'Happy flight' home for Rays after strong trip

May 10th, 2021

After a long stretch of games with little time to rest and reflect, the Rays left Oakland Coliseum on Sunday afternoon and boarded their cross-country flight home with plenty to feel good about.

Yes, they’re dealing with a long list of injuries that now includes Francisco Mejía (placed on the injured list with intercostal discomfort) and Kevin Kiermaier (left wrist sprain). Yes, they’re still trying to get a bunch of hitters on track nearly a month and a half into the season. And yes, they’re about to host the Yankees and Mets, both playing well of late, at Tropicana Field.

But with Sunday's 4-3 win over the A’s, the Rays wrapped up a trying portion of their schedule, avoided a series sweep in Oakland and concluded a seven-game West Coast road trip with five wins and two losses. They went 9-8 while playing 17 days in a row and finished their stretch of 30 games in 31 days with a 17-13 record. 

In doing so, they headed into Monday’s welcomed day off with their overall record two games above .500, at 19-17, despite their inconsistent offense and seemingly inescapable injuries.

“We needed that happy flight,” shortstop Willy Adames said, “because it's a long one."

After trailing throughout the first two games of the series, Tampa Bay battled back from a three-run deficit with big home runs from Adames (in the fifth inning) and Mike Brosseau (in the sixth) off Oakland lefty Cole Irvin.
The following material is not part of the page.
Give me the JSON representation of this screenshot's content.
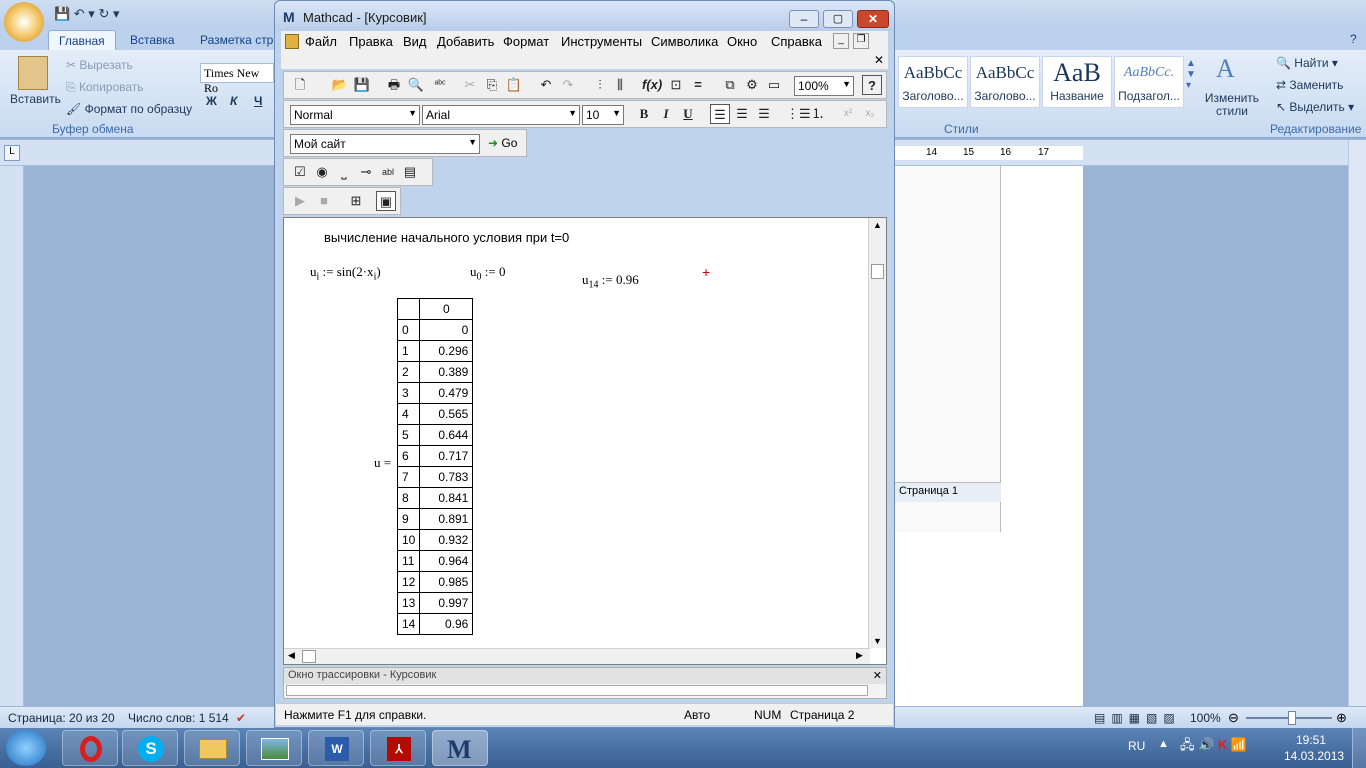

The Rays still lead the Majors in strikeouts, and their average with runners in scoring position is the lowest in the American League, but timely home runs can make up for miserable stretches and missed opportunities at the plate.

To wit: The Rays only had four hits on Sunday, and they struck out 82 times during their seven-game road trip. But they homered nine times in those seven games, including the tying blast from Adames and the go-ahead shot from Brosseau on Sunday, shifting the focus off their struggles with runners in scoring position during their last homestand.

“[It's] pretty valuable. Home runs can make a lot of questions go away,” manager Kevin Cash said. “The offense has been kind of grinding, battling through a little bit of a tough stretch here. But those home runs can really help alleviate questions after the game. So I know it's one swing of the bat, but when you've got some guys on, it's huge.”

The Rays’ game-tying rally in the fifth began with a mistake by the A’s. Brosseau hit a sky-high pop-up just in front of the plate, the baseball grazing catcher Sean Murphy’s glove on the way down before bouncing away. Brosseau, who initially lost sight of the ball and lingered around home plate, hustled to first to reach safely then later scolded himself for not getting to second base. 

Joey Wendle moved Brosseau to third by lacing a double to right field, and one batter later, Adames launched a 1-1 changeup out to right field to even the score.

“We needed to score there to take a little bit of pressure off our pitchers and the whole team,” Adames said. “I was just happy that I got the opportunity to hit the ball and lucky that it went out.”

Tampa Bay’s bullpen covered five innings in the series finale, taking the ball from rookie lefty Shane McClanahan after he gave up three runs in the fourth then going from Jeffrey Springs to Ryan Thompson to Pete Fairbanks to Andrew Kittredge to seal the win and avoid the sweep.

The Rays held their opponents to three runs or fewer in six of seven games on this road trip, as they’ve now done in 13 of their last 16 games and 19 of their last 29.

“Really pleased with Shane and just an outstanding effort by our bullpen,” Cash said. “Everybody that came in just had to be spot on, lights out, and they really were.”

With that kind of shutdown work, the Rays only needed one more run to prevail. Brosseau delivered with two outs in the sixth, pulling a two-strike slider out to left field for his third home run of the season.

“It's no secret that I'm not performing the way that I and probably a lot of people expect me to,” said Brosseau, who entered Sunday with only six hits in his last 49 at-bats. “When you put those hours in off the field and try to get better, yeah, it's just a really good feeling to kind of see one not only fall but kind of go over the fence, too. It's a great feeling.”

It's also one that he and the Rays carried into their long flight home and a well-earned day off.

“We've got to be excited. We left home wanting to play better baseball. We did,” Cash said. “We went into Anaheim and found ways to win, and then we were in every single game, every single inning, here. We came up short the first two nights, but it's a huge credit to the guys. They don't get frustrated. They stay at it and came out and just really competed well.”